Rhonda Vincent, |
The Storm Still Rages
The Storm Still Rages is a powerful bluegrass/country album from singer Rhonda Vincent. She wrote two of the best songs on the album, with the rest of the thirteen tracks being covers of songs old and new. This is decidedly contemporary bluegrass music, with some unmistakable country elements that remind me of the common roots of both styles.
One of the things I like best about some country songwriting is the wordplay. "Is the Grass Any Bluer," a tribute to the late Bill Monroe, uses this device effectively, as does the lost-love song, "I'm Not Over You." My favorite song here, "Each Season Changes You," is a wry question asked of a fickle man, whose "heart changes with each season." The expert banjo picking here is a wonderful contrast to Vincent's voice.
Vincent's powerful and flexible voice gives the classic "Drivin' Nails In My Coffin" extra passion, and blends beautifully with the virtuoso banjo and fiddle on "Bluegrass Express."
"My Sweet Love Ain't Around" uses the motif of a train whistle to accent the longing of the lyrics, in a wonderfully arranged piece that takes full advantage of the power of the slow fiddle. Even the banjo here is slow and lonely, which is quite a feat for such an energetic instrument.
The only song I didn't care for on this album is the gospel-influenced "You Don't Love God If You Don't Love Your Neighbor." I generally like gospel, despite it not being relevant to my own religious path. This one, though, seemed excessively preachy to me, lecturing rather than celebrating the spirit. The music is more designed to set off lyrics and message, so it doesn't distract from the didactic tone. While I respect the meaning, this wasn't a successful expression of it.
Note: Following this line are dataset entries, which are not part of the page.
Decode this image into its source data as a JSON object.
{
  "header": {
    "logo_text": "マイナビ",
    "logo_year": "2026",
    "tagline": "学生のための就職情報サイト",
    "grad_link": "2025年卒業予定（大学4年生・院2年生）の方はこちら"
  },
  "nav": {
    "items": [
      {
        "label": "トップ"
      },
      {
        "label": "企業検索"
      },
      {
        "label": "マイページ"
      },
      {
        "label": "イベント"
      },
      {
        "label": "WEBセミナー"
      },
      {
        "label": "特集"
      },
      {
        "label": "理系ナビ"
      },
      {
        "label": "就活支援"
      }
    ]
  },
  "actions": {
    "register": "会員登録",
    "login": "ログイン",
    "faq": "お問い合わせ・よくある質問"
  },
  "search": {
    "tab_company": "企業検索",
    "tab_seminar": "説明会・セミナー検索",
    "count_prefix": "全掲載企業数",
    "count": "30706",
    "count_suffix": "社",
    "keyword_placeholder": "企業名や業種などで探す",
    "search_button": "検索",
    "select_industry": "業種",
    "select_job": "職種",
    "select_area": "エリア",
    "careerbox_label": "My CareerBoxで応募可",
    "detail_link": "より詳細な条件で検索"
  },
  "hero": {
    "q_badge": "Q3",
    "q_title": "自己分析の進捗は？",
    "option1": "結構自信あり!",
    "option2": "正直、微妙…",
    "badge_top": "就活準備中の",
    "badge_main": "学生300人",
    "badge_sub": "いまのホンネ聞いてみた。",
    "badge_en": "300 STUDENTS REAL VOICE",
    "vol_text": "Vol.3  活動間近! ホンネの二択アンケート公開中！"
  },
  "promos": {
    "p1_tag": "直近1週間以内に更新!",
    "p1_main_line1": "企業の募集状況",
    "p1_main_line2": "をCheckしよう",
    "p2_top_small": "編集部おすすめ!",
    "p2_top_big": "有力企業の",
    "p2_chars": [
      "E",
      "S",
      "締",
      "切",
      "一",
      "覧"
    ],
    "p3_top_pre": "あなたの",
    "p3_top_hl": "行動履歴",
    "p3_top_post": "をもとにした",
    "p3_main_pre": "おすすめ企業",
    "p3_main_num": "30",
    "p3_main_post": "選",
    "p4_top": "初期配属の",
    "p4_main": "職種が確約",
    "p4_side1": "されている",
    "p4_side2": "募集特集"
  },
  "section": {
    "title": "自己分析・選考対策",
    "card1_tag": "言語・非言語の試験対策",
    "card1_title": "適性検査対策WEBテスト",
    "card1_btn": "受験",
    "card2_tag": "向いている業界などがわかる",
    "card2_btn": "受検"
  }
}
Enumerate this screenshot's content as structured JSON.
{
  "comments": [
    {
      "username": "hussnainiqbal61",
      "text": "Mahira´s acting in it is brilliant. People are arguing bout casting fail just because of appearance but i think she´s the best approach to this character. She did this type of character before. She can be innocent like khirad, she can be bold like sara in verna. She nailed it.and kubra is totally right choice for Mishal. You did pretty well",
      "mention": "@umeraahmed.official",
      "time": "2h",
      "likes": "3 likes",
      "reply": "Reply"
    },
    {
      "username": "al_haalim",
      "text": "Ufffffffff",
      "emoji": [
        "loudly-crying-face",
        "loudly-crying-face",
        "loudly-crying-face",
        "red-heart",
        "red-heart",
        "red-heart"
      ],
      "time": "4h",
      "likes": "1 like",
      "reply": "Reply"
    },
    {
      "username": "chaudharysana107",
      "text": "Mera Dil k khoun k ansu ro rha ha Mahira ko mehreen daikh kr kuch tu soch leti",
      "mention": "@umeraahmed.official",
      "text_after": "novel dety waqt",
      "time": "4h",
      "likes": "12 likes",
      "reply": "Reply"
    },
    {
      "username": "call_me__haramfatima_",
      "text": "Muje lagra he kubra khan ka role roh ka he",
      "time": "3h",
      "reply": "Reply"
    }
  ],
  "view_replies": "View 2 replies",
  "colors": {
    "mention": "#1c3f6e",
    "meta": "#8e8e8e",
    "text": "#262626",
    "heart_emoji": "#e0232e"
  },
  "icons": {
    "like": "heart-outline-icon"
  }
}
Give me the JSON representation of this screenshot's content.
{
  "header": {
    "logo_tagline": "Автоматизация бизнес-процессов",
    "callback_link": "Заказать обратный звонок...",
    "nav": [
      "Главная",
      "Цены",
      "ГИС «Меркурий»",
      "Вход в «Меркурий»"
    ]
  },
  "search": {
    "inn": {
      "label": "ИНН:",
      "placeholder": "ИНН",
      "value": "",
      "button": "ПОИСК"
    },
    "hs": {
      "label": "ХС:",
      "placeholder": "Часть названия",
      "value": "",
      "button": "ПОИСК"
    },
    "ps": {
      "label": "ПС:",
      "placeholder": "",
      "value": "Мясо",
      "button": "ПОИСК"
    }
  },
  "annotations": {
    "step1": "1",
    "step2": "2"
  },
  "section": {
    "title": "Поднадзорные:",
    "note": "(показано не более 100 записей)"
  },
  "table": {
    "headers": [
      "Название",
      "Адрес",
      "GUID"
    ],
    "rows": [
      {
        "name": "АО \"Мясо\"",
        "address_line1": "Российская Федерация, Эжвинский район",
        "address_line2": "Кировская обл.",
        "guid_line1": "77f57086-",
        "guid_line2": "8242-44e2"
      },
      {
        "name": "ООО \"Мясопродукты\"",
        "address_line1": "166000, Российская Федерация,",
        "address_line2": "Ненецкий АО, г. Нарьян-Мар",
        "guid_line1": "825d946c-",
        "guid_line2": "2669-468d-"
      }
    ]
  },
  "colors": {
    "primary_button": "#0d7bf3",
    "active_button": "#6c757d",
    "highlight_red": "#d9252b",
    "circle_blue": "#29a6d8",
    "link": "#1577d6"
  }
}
"On Solid Ground" also has a message, but expresses it in a more personal and musically successful way, although it's still a bit didactic.
The liner notes on this CD are rather scanty. Lyrics are missing, although the credits for each individual song are nice and the essay by Craig Havighurst informative.
I loved the bluegrass here, and my husband, a country fan, adored this album as soon as he heard it. I think The Storm Still Rages will be a favorite of fans of both genres, particularly country lovers who like the older styles better then the current, pop-influenced stuff.
[ by Amanda Fisher ]